NRC – Evaluation of the Youth Education Pack Projects in Afghanistan
The Youth Education Pack project targets male and female youth in Herat, Faryab and Nangarhar in Afghanistan. It provides life skills training, vocational training and literacy and numeracy training to vulnerable and illiterate youth under poverty level. The target group includes refugees, returnees and IDPs along with host communities. This report is an evaluation of the YEP project using the OECD-DAC criteria and substantive quantitative, qualitative and contextual information from the field.
IOM – Afghanistan Migration Profile
The first Migration Profile for Afghanistan is a tool for enhancing policy coherence, evidence-based policymaking and the mainstreaming of migration into development planning. Due to security challenges and limited institutional capacities in data collection, a lack of reliable migration data poses challenges to policymakers in Afghanistan to develop appropriate migration policies and relevant migration programmes.
It provides detailed information on the migration patterns in Afghanistan with a focus on circular migration and remittances.
Today refugee movements no longer characterize the primary source of Afghan migration. Migration in search of livelihoods is currently the primary reason for migration and this occurs through rural–urban migration in Afghanistan or circular migration patterns as Afghans cross into Pakistan and/or the Islamic Republic of Iran.
The Migration Profile is structured in five main parts: Part A: Afghanistan – A Country in Context, Part B: Migration Trends and Migration Characteristics, Part C: Impacts of Migration, Part D: Migration Governance, Part E: Key Findings, Policy Implications and Recommendations.
NRC – Strengthening HLP Rights for Displaced Women in Afghanistan

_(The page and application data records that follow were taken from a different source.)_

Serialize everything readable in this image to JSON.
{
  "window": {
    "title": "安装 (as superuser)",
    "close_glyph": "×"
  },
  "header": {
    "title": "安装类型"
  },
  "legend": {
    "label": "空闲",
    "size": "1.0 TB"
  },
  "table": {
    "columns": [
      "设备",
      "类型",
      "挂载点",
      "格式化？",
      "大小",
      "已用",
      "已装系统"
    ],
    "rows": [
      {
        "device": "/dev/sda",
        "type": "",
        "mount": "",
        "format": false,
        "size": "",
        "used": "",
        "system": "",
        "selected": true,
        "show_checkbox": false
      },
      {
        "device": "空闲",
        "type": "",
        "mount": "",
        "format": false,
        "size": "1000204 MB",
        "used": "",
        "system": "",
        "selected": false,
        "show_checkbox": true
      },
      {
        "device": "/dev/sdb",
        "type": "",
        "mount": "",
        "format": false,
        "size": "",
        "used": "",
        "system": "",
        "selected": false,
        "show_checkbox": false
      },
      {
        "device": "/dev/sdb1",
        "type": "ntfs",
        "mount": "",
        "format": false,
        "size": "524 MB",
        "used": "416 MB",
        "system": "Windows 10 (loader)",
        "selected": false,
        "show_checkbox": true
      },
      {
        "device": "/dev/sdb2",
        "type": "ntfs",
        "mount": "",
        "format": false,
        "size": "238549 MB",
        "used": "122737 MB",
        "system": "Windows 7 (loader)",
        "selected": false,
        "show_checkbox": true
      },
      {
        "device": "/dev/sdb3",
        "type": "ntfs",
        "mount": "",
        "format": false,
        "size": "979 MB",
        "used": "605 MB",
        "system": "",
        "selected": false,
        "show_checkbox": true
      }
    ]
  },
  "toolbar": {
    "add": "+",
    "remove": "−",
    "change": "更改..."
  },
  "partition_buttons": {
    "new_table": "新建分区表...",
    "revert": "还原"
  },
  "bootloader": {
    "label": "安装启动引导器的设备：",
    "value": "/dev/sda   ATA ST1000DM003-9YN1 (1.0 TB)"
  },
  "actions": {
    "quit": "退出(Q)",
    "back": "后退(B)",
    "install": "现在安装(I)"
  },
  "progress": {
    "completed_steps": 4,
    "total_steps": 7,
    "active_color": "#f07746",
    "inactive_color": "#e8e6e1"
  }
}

This report was authored by the Norwegian Refugee Council with research conducted by Samuel Hall and NRC. The objective of the study is to summarise trends from NRC’s legal case analysis and identify the challenges faced by displaced women in accessing their housing, land and property (HLP) rights. This study offers evidence and guidance for policymakers and NRC to help eliminate – not just outcomes – of gender inequality.